Should any entry hold a picture, omit that picture and copy the rest of the entry exactly.
· · · ·
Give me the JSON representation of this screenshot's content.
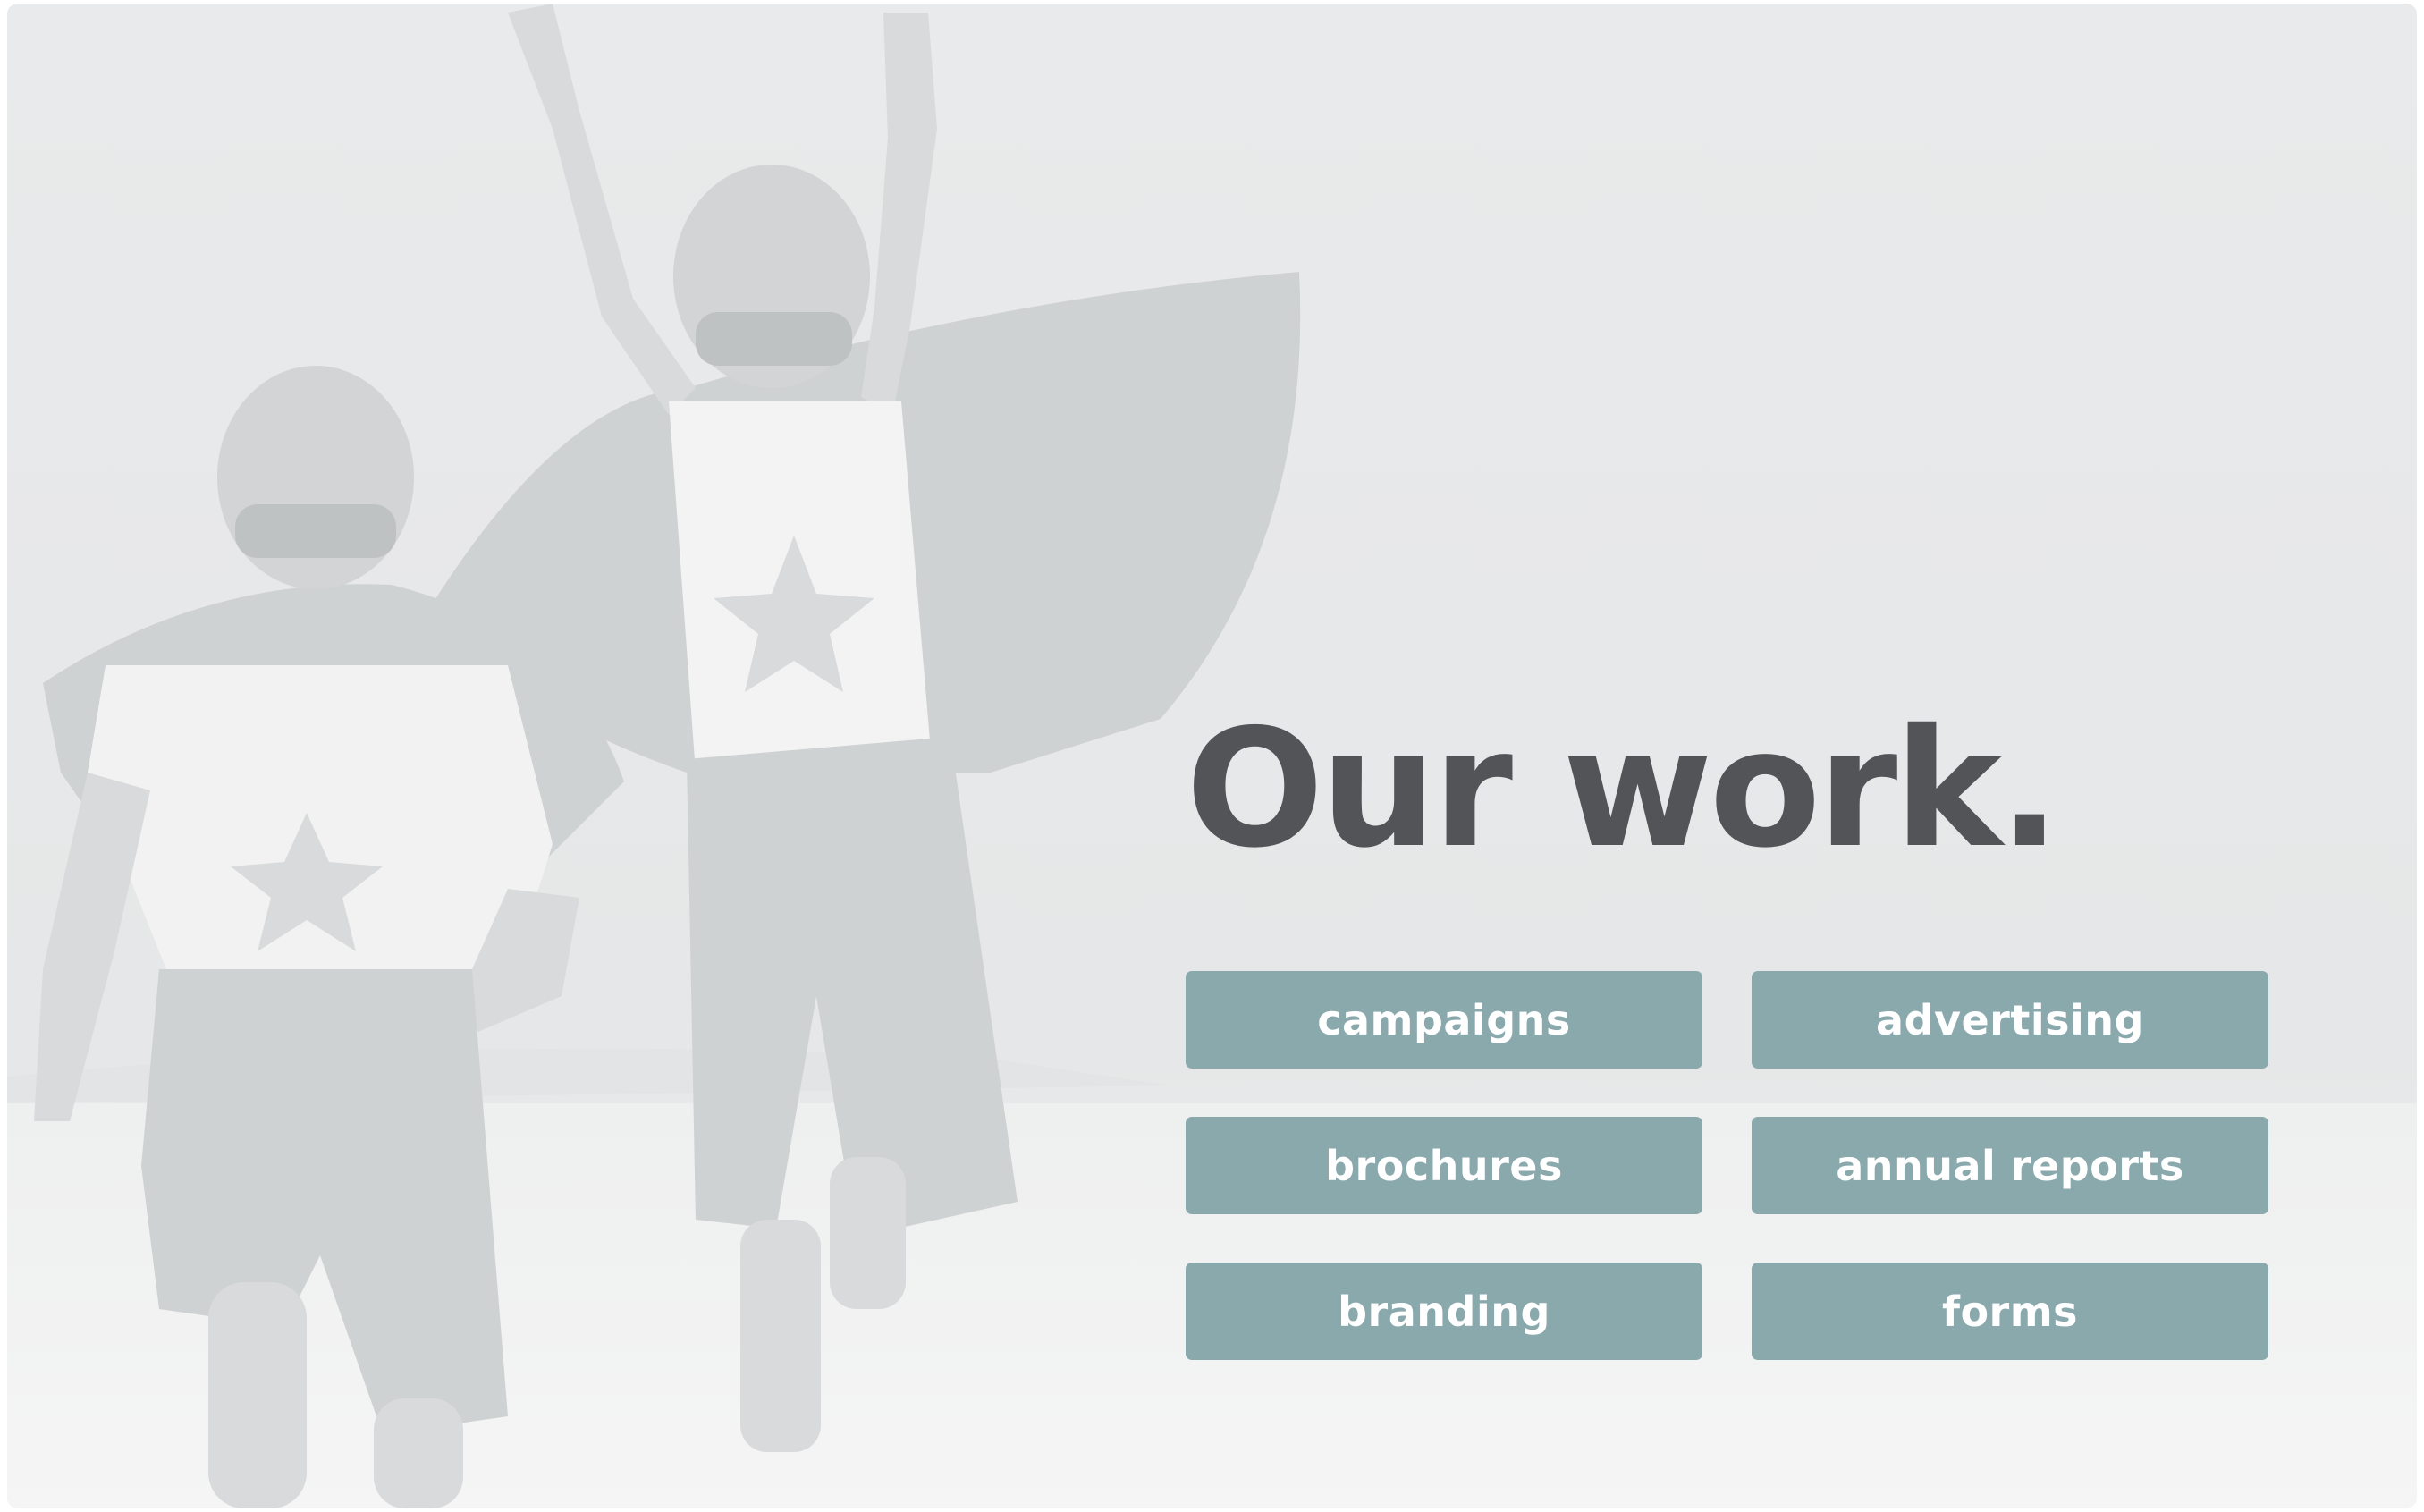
{
  "hero": {
    "heading": "Our work.",
    "image_description_icon": "superhero-kids-photo"
  },
  "colors": {
    "background": "#ebeced",
    "heading": "#525457",
    "button_background": "#8aa9ad",
    "button_text": "#ffffff"
  },
  "work_categories": [
    {
      "label": "campaigns"
    },
    {
      "label": "advertising"
    },
    {
      "label": "brochures"
    },
    {
      "label": "annual reports"
    },
    {
      "label": "branding"
    },
    {
      "label": "forms"
    }
  ]
}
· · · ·
◆ EXERCISE RESULT ◆
Give me the JSON representation of this screenshot's content.
{
  "hero": {
    "heading": "Our work.",
    "image_description_icon": "superhero-kids-photo"
  },
  "colors": {
    "background": "#ebeced",
    "heading": "#525457",
    "button_background": "#8aa9ad",
    "button_text": "#ffffff"
  },
  "work_categories": [
    {
      "label": "campaigns"
    },
    {
      "label": "advertising"
    },
    {
      "label": "brochures"
    },
    {
      "label": "annual reports"
    },
    {
      "label": "branding"
    },
    {
      "label": "forms"
    }
  ]
}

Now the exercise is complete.